Sour cherries are be-still-my-heart beautiful. They almost seem to glow.
Sour cherries are true to their name, flavorwise, and one of the few fresh fruits you typically won't find in grocery stores, due to their delicate constitutions and fleeting availability.
(Fun fact: When exposed to light - even the amount that emanates from a bulb in the refrigerator - pitted sour cherries will discolor or darken. So keep them under opaque wraps.)
The takeaway: You must grab those sour cherries while you can. And just like the hawker says on TV: Supplies are limited. Three of my pints went into a pie; the fourth presented a quandary. Stockpile in the freezer or find the best use for two cups' worth?
I opted for using the last pint right away, seeking advice from three pros.
- Bakery owner Tiffany MacIsaac would make sour cherry crumb bars:
Combine 2 cups pitted, coarsely chopped sour cherries, 1 cup cherry jam, 1/2 cup sugar, 4 teaspoons cornstarch and an optional 2 teaspoons peeled, freshly grated ginger root in a mixing bowl; let it sit while you assemble the crust/crumble.
In another bowl, combine 3 cups flour, 1 cup sugar, 1 teaspoon baking powder, a pinch of salt and the finely grated zest of 2 limes. Quickly work in 16 tablespoons (that's 2 sticks) chilled, unsalted butter cut into cubes, to form a crumbly dough, then add 1 large egg and mix until incorporated.
Grease a quarter-size baking sheet (roughly 9 by 13 inches) with cooking oil spray, then line it with parchment paper. Press half the dough into the pan, then spread the cherry mixture over it. Crumble the remaining dough on top. Bake in a 350-degree oven for 30 to 40 minutes, until golden brown on top. Cool before cutting into 12 3-inch bars.
- Executive pastry chef Alex Levin suggests a riff on cherries jubilee:
Combine 8 tablespoons unsalted butter with 2/3 cup sugar in a saucepan over medium heat until the sugar has dissolved, then add your 2 cups pitted sour cherries along with 2 cups pitted Bing cherries.
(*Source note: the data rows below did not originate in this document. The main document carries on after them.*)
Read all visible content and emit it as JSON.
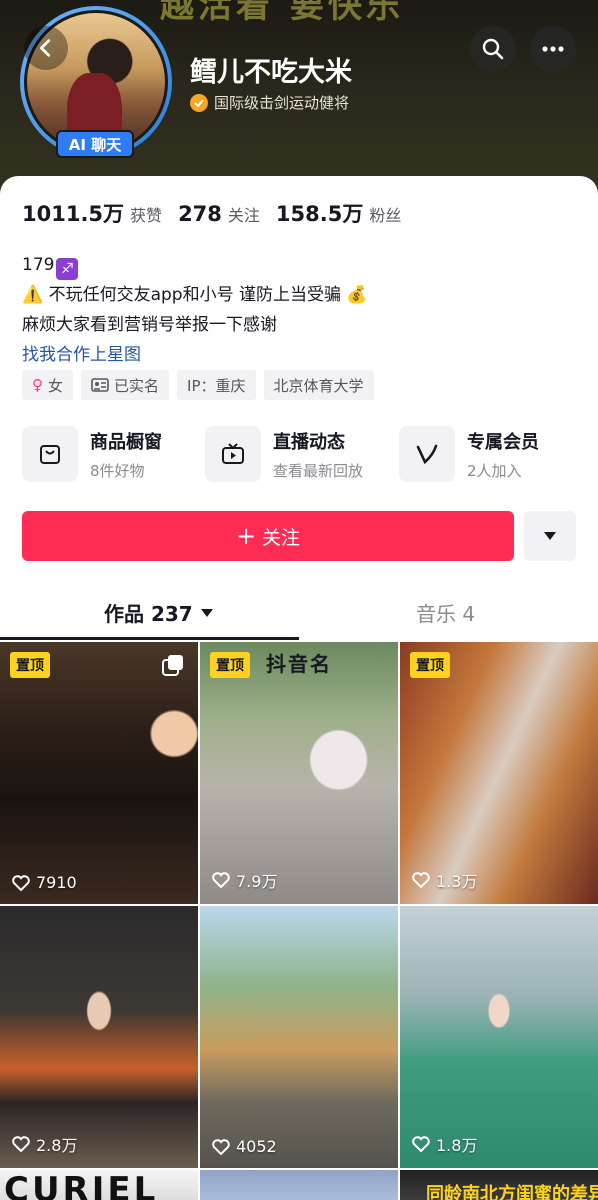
{
  "header": {
    "banner_text": "越活着 要快乐",
    "nickname": "鳕儿不吃大米",
    "verification": "国际级击剑运动健将",
    "ai_badge": "AI 聊天"
  },
  "stats": [
    {
      "num": "1011.5万",
      "label": "获赞"
    },
    {
      "num": "278",
      "label": "关注"
    },
    {
      "num": "158.5万",
      "label": "粉丝"
    }
  ],
  "bio": {
    "line1": "179",
    "line1_emoji": "♐",
    "line2": "不玩任何交友app和小号 谨防上当受骗",
    "line3": "麻烦大家看到营销号举报一下感谢",
    "link": "找我合作上星图"
  },
  "tags": {
    "gender_symbol": "♀",
    "gender": "女",
    "realname": "已实名",
    "ip": "IP：重庆",
    "school": "北京体育大学"
  },
  "shortcuts": [
    {
      "title": "商品橱窗",
      "sub": "8件好物"
    },
    {
      "title": "直播动态",
      "sub": "查看最新回放"
    },
    {
      "title": "专属会员",
      "sub": "2人加入"
    }
  ],
  "follow": {
    "label": "关注",
    "plus": "+"
  },
  "tabs": {
    "works": "作品 237",
    "music": "音乐 4"
  },
  "grid": {
    "pin_label": "置顶",
    "items": [
      {
        "likes": "7910"
      },
      {
        "likes": "7.9万",
        "overlay": "抖音名"
      },
      {
        "likes": "1.3万"
      },
      {
        "likes": "2.8万"
      },
      {
        "likes": "4052"
      },
      {
        "likes": "1.8万"
      }
    ],
    "bottom_row": {
      "left_text": "CURIEL",
      "right_text": "同龄南北方闺蜜的差异"
    }
  },
  "colors": {
    "follow": "#fe2c55",
    "pin": "#ffd21f",
    "link": "#2456a5",
    "ai_badge": "#2f7cf6"
  }
}
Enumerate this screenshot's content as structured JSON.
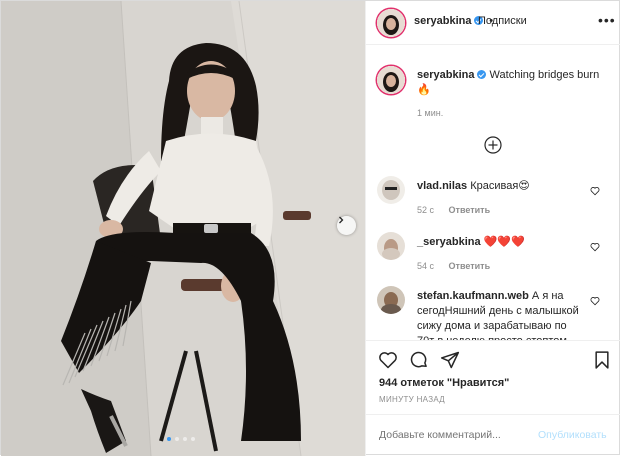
{
  "header": {
    "username": "seryabkina",
    "separator": "•",
    "follow_label": "Подписки",
    "more_label": "•••"
  },
  "caption": {
    "username": "seryabkina",
    "text": "Watching bridges burn 🔥",
    "time": "1 мин."
  },
  "comments": [
    {
      "username": "vlad.nilas",
      "text": "Красивая😍",
      "time": "52 с",
      "reply": "Ответить"
    },
    {
      "username": "_seryabkina",
      "text": "❤️❤️❤️",
      "time": "54 с",
      "reply": "Ответить"
    },
    {
      "username": "stefan.kaufmann.web",
      "text": "А я на сегодНяшний день с малышкой сижу дома и зарабатываю по 70т в неделю просто стоптом сайт",
      "time": "",
      "reply": ""
    }
  ],
  "likes_text": "944 отметок \"Нравится\"",
  "timestamp": "МИНУТУ НАЗАД",
  "comment_box": {
    "placeholder": "Добавьте комментарий...",
    "post_label": "Опубликовать"
  },
  "carousel": {
    "total": 4,
    "active": 1
  },
  "icons": [
    "heart-icon",
    "comment-icon",
    "share-icon",
    "bookmark-icon",
    "plus-circle-icon",
    "chevron-right-icon",
    "verified-badge-icon",
    "more-icon"
  ],
  "colors": {
    "verified": "#3897f0",
    "active_dot": "#3897f0",
    "post_button": "#b2dffc",
    "muted": "#8e8e8e"
  }
}
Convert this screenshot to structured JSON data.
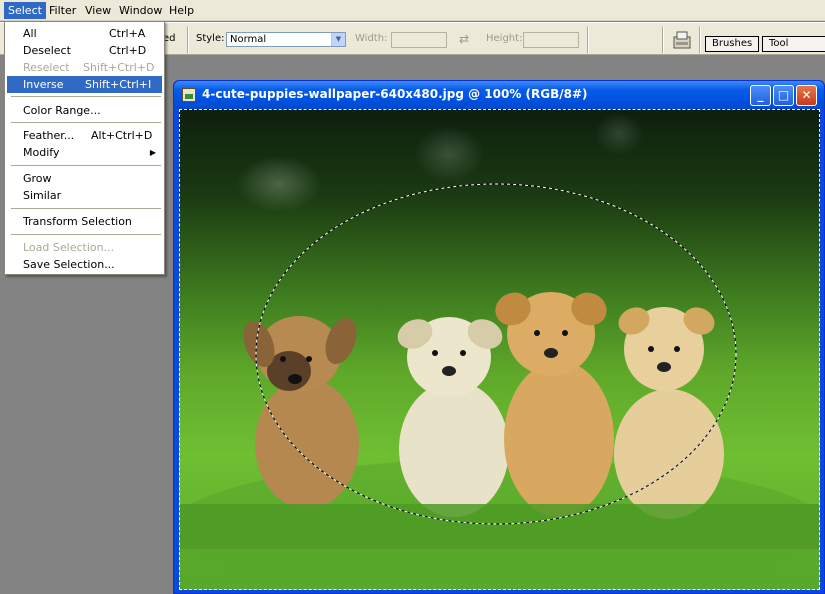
{
  "menubar": {
    "items": [
      "Select",
      "Filter",
      "View",
      "Window",
      "Help"
    ],
    "active": "Select"
  },
  "options": {
    "partial_label": "ed",
    "style_label": "Style:",
    "style_value": "Normal",
    "width_label": "Width:",
    "height_label": "Height:",
    "palette_tabs": [
      "Brushes",
      "Tool Presets"
    ]
  },
  "select_menu": {
    "items": [
      {
        "label": "All",
        "shortcut": "Ctrl+A",
        "enabled": true
      },
      {
        "label": "Deselect",
        "shortcut": "Ctrl+D",
        "enabled": true
      },
      {
        "label": "Reselect",
        "shortcut": "Shift+Ctrl+D",
        "enabled": false
      },
      {
        "label": "Inverse",
        "shortcut": "Shift+Ctrl+I",
        "enabled": true,
        "highlighted": true
      },
      {
        "label": "Color Range...",
        "shortcut": "",
        "enabled": true
      },
      {
        "label": "Feather...",
        "shortcut": "Alt+Ctrl+D",
        "enabled": true
      },
      {
        "label": "Modify",
        "shortcut": "",
        "enabled": true,
        "submenu": true
      },
      {
        "label": "Grow",
        "shortcut": "",
        "enabled": true
      },
      {
        "label": "Similar",
        "shortcut": "",
        "enabled": true
      },
      {
        "label": "Transform Selection",
        "shortcut": "",
        "enabled": true
      },
      {
        "label": "Load Selection...",
        "shortcut": "",
        "enabled": false
      },
      {
        "label": "Save Selection...",
        "shortcut": "",
        "enabled": true
      }
    ]
  },
  "document": {
    "title": "4-cute-puppies-wallpaper-640x480.jpg @ 100% (RGB/8#)",
    "window_buttons": [
      "minimize",
      "maximize",
      "close"
    ],
    "selection": "elliptical-marquee"
  },
  "colors": {
    "menu_highlight": "#316ac5",
    "xp_title": "#0054e3",
    "chrome": "#ece9d8"
  }
}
Reduce the heat to low; cook until the cherries have softened a bit, then stir in 1/3 cup cherry brandy. If you're feeling brave, flambé what's in the pan (bring a lighted match or flame within about an inch of the mixture so it will catch and burn briefly). Serve over ice cream.
- Restaurant owner Christianne Ricchi offers a boozy option as well - ciliegie al brandy, or brandied cherries:
Use a damp paper towel to wipe clean 2 cups of unpitted sour cherries; do not submerge them in water. Cut down the stems to 1/4 inch. Distribute them among several pint jars, then sprinkle in a total of 3/4 cup sugar among them. Insert a short cinnamon stick in each one, add a few whole cloves to each one and an optional vanilla bean in each one. Fill with enough brandy or cognac or vodka or grappa so the fruit is submerged. Seal well, then shake until the sugar has dissolved.
Store in a darkened pantry for about 2 months (the waiting is the hardest part, Ricchi says), shaking each jar a few times during that period to help infuse the flavors. Serve them on their own, or over gelato or spongecake. The sealed jars are good for up to 1 year at room temperature.